SALEM — Two reports in the planning stages focus on the future of Salem Harbor.
A Salem Harbor Plan will guide development around Salem Harbor and the North River, and a regional report will highlight the potential for off-shore wind turbines in Salem, according to Harbormaster Bill McHugh.
“We have a lot of work to do on the municipal harbor planning side, but then on the Port Authority side, which is completely separate, I anticipate this type of news (on wind turbines) is going to generate a lot of phone calls,” McHugh said. “When this report is finalized and publicized, it’s going to stir even more interest, and that’s going to be something the Port Authority is going to hear inquiries on.”
A presentation recently released by the state’s Clean Energy Center highlighted different kinds of off-shore wind construction — floating platforms, for example — as well as where and how they can be built and maintained. It highlighted three major areas along the Massachusetts coast where “operation and maintenance” of turbines could work, including six sites in Newburyport, two in Gloucester and two in a combined Salem and Beverly area. It also lists manufacturing options in Lynn, as well as Gloucester and Salem/Beverly.
“One of the interesting things is it (wind turbine discussion) has always been concentrated in the shallower waters, the Cape and the islands,” McHugh said. “I find it also remarkable that the timeline was as tight as it was. It wasn’t a timeline of five to 10 years; it was a timeline of a couple years, like 2021, 2022, to look for some significant planning.”
But the focus on harbor planning is getting more attention. To date, residents have provided dozens of data points suggesting where and how city officials can build out Salem Harbor. Part of that focuses on more than 40 acres of undeveloped land owned by Footprint Power Salem Harbor Station, the natural gas-firing power plant on Fort Avenue.

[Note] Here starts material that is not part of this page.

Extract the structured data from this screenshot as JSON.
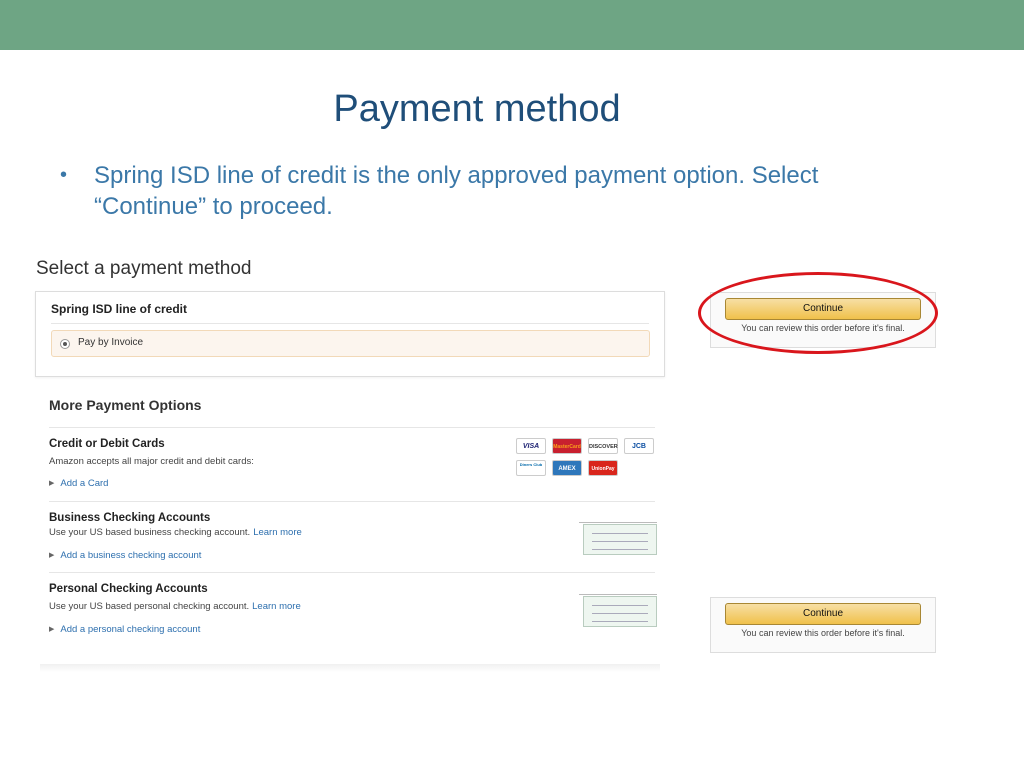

Planning efforts include the hard left that harbor waters take into the North River.
“We have Winter Island, down to Palmer Cove, and we’ve extended it this time to include Furlong Park (off of Franklin Street) and down on the northeast side of the North River, where HMA Auto was and across from the crescent lot (by Bridge and North streets),” said Seth Lattrell, the city’s harbor planner and Port Authority deputy. “If you’re on a boat, it doesn’t look like Salem Harbor. But if you look at Salem in relation to downtown, it’s a very walkable distance — and making sure we’re thinking about our connections between downtown and the waterfront was a key goal of the Harbor Plan.”
That also comes as city officials consider construction along the North River. The crescent lot, for example, sits outside the MBTA garage along the North River and is part of the Salem Redevelopment Authority’s plans to redevelop the Superior Court and County Commissioner buildings on Federal Street. Across from the crescent lot, a large housing project is planned for the old Ferris Salvage property next to Furlong Park.

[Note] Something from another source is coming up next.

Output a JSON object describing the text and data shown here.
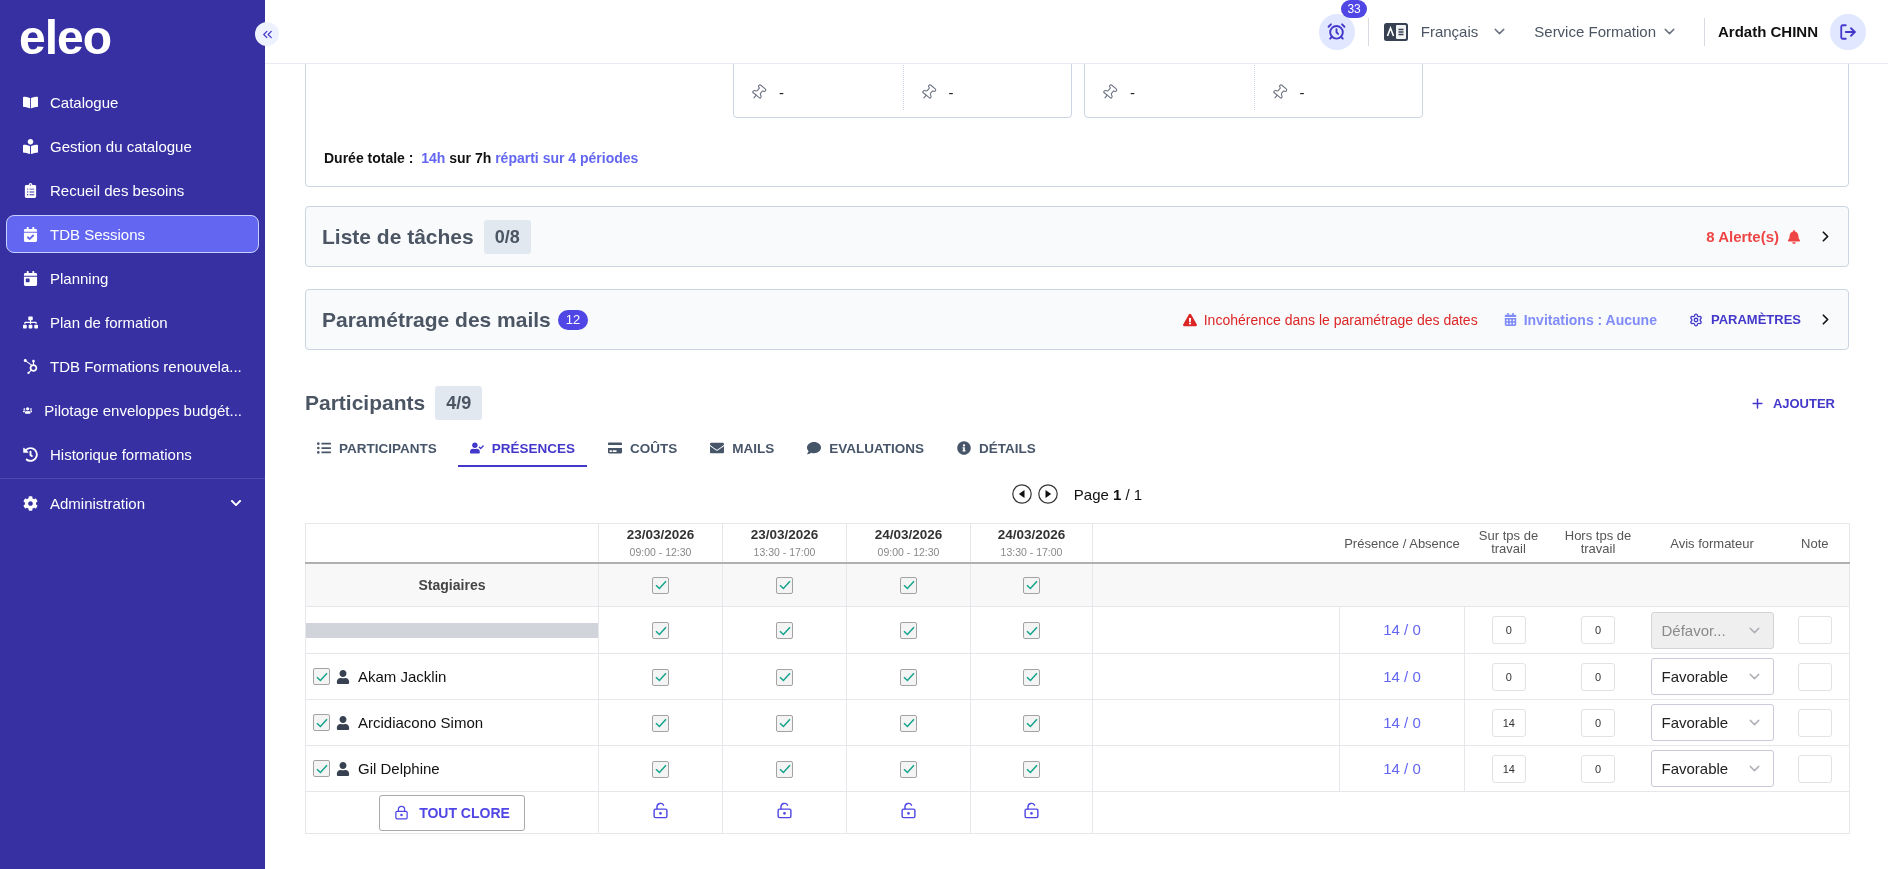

The Footprint property is getting the most attention. About 45 acres of vacant land is due to be redeveloped. While the land is privately owned by Footprint, Lattrell said Salem can play a role in guiding its future use.
“What we’re trying to do is solicit as much feedback from the neighborhood as possible, as far as what the priorities for the site are,” Lattrell said. “But we also have to look at that through the lens of what the state regulatory framework allows. The Footprint site in particular is also within our ‘designated port area,’ which has more strict requirements.”
Salem could learn a bit from its neighbor to the northeast in that regard. Eleven designated port areas were set up by state leaders in 1978 to lock industry-friendly waterfront areas to exclusively water-dependent industrial uses. In addition to harbors in Salem and Gloucester, the waterfront in Beverly around the southeast corner of the city was tagged as a DPA until city officials successfully lobbied the state to ax the designation in 2015.
“We’re not far enough along in the process,” Lattrell said. “Right now, our priority is soliciting feedback from the neighborhood on what the priorities for the site are. It’s big picture items — like, are the priorities for the site housing? Are the priorities for the site job creation?”
That all said, “it should be a busy 2021,” Lattrell said. “It’s a generational opportunity.”
For more on the city’s harbor planning efforts and to review presentations, visit harborplan.salem.com.